Fleck Among First Openly Gay GOP Legislators
by Marc Levy, Associated Press
HARRISBURG, Pa. (AP)—Pennsylvania state Rep. Mike Fleck, a devout Christian who disclosed to a local newspaper that he is gay, is among the country’s first sitting Republican state legislators who is openly gay and currently the only one in office, according to a national advocacy group for gay and lesbian public officials.
Fleck, of Huntingdon County, described a long and painful personal journey that included seeking treatment from a Christian counselor and a divorce from his wife in the interview with The Daily News of Huntingdon County published Saturday.
In the months before he spoke to the newspaper, Fleck, 39, had sought advice from the Washington-based Gay & Lesbian Victory Institute on how to come out. The group encouraged him to do it in a way that let constituents know that he was choosing to be as honest as he could and nothing about who he is or what he believes is changing, institute spokesman Denis Dison said Monday.
“This is a person who has been living, as a lot of people do, in fear of being found out and when you decide that you’re not going to live that way anymore, it’s an incredibly brave thing to do,” Dison said. “Time will tell how his constituents react.”
Fleck represents a conservative district between Altoona and State College. While coming out will take a burden off Fleck’s shoulders, Dison said, it could hurt his political career, especially considering the conservative nature of Fleck’s district.

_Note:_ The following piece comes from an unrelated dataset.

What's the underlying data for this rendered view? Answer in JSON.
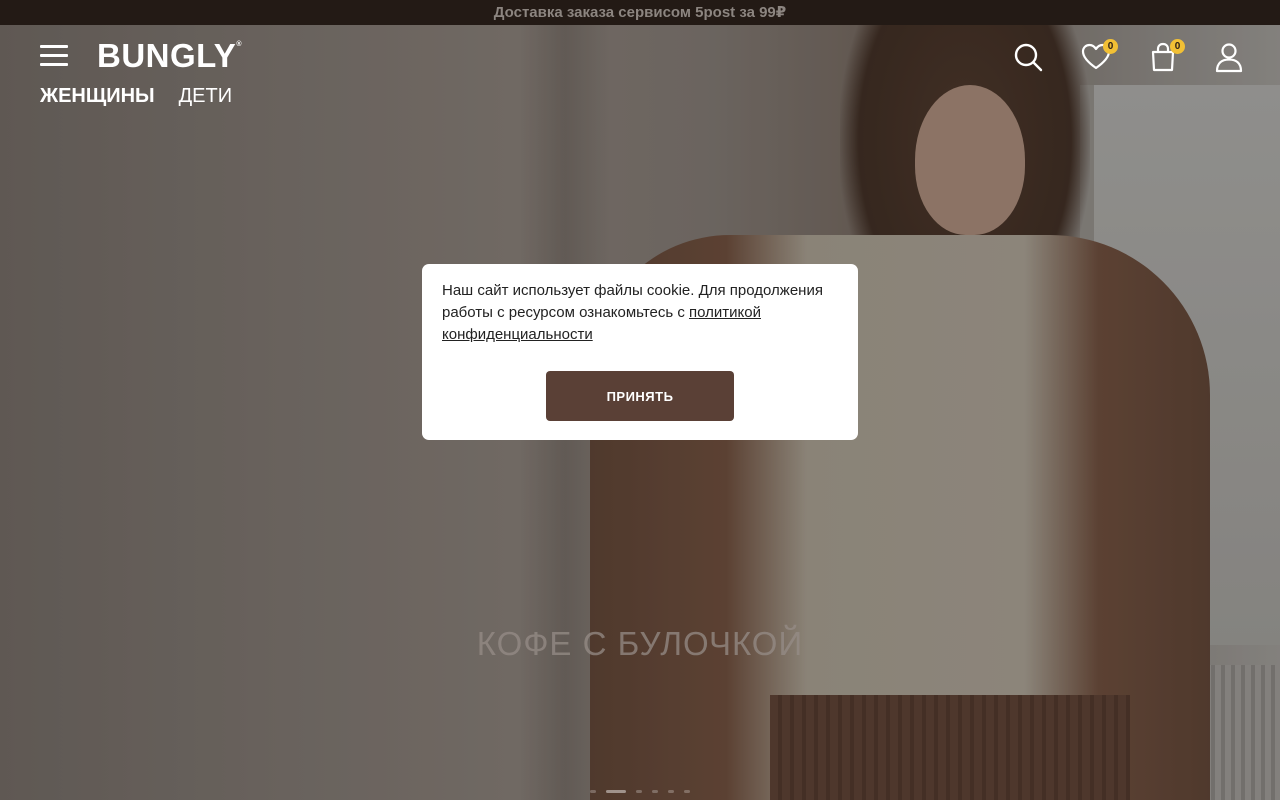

Fleck told the Altoona Mirror newspaper on Saturday night that he had been working toward the decision for months, and the day after the initial article was published was “the most incredible day of my life.”
A spokesman for Fleck said Monday he would not respond to a request for comment from The Associated Press. Fleck has been bombarded with emails, calls and messages from across the world and almost all have been positive, said the spokesman, Jeff Jubelirer.

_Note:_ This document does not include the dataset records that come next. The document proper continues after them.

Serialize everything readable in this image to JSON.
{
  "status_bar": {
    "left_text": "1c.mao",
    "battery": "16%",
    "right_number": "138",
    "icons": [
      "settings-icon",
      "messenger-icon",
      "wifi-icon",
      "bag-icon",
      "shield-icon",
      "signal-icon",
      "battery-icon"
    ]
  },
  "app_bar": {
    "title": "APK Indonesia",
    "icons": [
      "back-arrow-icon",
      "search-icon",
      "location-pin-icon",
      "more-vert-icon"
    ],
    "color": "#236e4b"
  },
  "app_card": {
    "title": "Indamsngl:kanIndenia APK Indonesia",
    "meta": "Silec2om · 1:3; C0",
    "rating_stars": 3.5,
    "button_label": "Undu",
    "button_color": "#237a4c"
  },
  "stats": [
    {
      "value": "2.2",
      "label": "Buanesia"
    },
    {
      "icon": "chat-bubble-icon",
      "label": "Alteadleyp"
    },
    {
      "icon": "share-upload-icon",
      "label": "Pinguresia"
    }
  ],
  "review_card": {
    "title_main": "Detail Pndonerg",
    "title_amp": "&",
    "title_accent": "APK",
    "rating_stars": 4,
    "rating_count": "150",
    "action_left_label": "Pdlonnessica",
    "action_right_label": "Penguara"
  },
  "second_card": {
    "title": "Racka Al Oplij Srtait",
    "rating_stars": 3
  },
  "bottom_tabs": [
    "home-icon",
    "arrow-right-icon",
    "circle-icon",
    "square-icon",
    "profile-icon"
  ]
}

Dison, who spoke to Fleck, said he has gotten a lot of support from the House GOP leadership and his colleagues.
A spokesman for House Republican leaders said Fleck called them before the story was published to let them know about his decision. The spokesman, Steve Miskin, declined to offer any details about the conversation, saying only that Fleck’s decision does not change the fact that he is a respected member of the Republican caucus.

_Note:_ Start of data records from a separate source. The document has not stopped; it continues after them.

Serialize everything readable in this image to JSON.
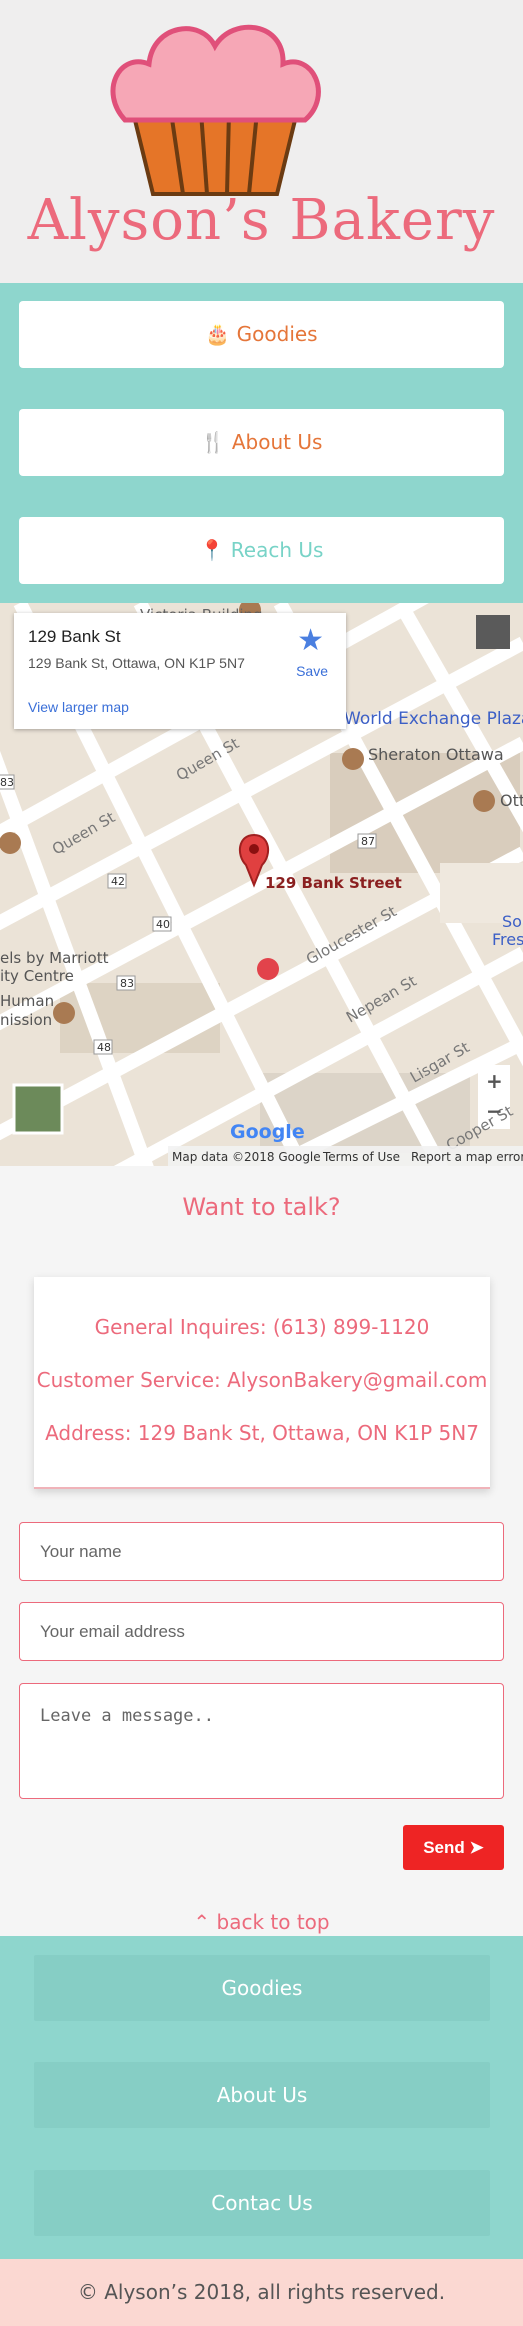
{
  "header": {
    "title": "Alyson’s Bakery"
  },
  "nav": [
    {
      "label": "Goodies",
      "icon": "cake-icon"
    },
    {
      "label": "About Us",
      "icon": "utensils-icon"
    },
    {
      "label": "Reach Us",
      "icon": "map-pin-icon"
    }
  ],
  "map": {
    "card_title": "129 Bank St",
    "card_address": "129 Bank St, Ottawa, ON K1P 5N7",
    "card_link": "View larger map",
    "save_label": "Save",
    "labels": [
      "Victoria Building",
      "World Exchange Plaza",
      "Sheraton Ottawa",
      "Queen St",
      "Queen St",
      "129 Bank Street",
      "Gloucester St",
      "Nepean St",
      "Lisgar St",
      "Cooper St",
      "els by Marriott",
      "ity Centre",
      "Human",
      "nission",
      "Ott",
      "So",
      "Fres"
    ],
    "road_badges": [
      "83",
      "42",
      "87",
      "40",
      "83",
      "48"
    ],
    "attribution": "Map data ©2018 Google",
    "terms": "Terms of Use",
    "report": "Report a map error",
    "google": "Google",
    "zoom_in": "+",
    "zoom_out": "−"
  },
  "contact": {
    "heading": "Want to talk?",
    "general": "General Inquires: (613) 899-1120",
    "service": "Customer Service: AlysonBakery@gmail.com",
    "address": "Address: 129 Bank St, Ottawa, ON K1P 5N7"
  },
  "form": {
    "name_placeholder": "Your name",
    "email_placeholder": "Your email address",
    "message_placeholder": "Leave a message..",
    "send_label": "Send"
  },
  "back_to_top": "back to top",
  "footer": {
    "links": [
      "Goodies",
      "About Us",
      "Contac Us"
    ],
    "copyright": "© Alyson’s 2018, all rights reserved."
  },
  "colors": {
    "teal": "#8ed6cd",
    "pink": "#ec6a7c",
    "orange": "#e5763a",
    "red": "#ee2424"
  }
}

No other Republican state legislator anywhere who is in office now is openly gay, Dison said. State senators who served in the past in California and Minnesota came out while in office, and a Republican state representative in Missouri came out before he left office at the end of that state’s legislative term in May. An openly gay Republican elected to the Ohio House will be sworn in in January.
Fleck also became the first and only current legislator from either party in Pennsylvania’s Legislature who is openly gay. In the next legislative session, he will be joined by Rep.-elect Brian Sims, an openly gay Democrat from Philadelphia.
Fleck attended Liberty University, the evangelical school and cradle of social conservatism founded by the late Rev. Jerry Falwell in Lynchburg, Va. He first ran for the state House of Representatives in 2006 and was re-elected last month to a fourth two-year term.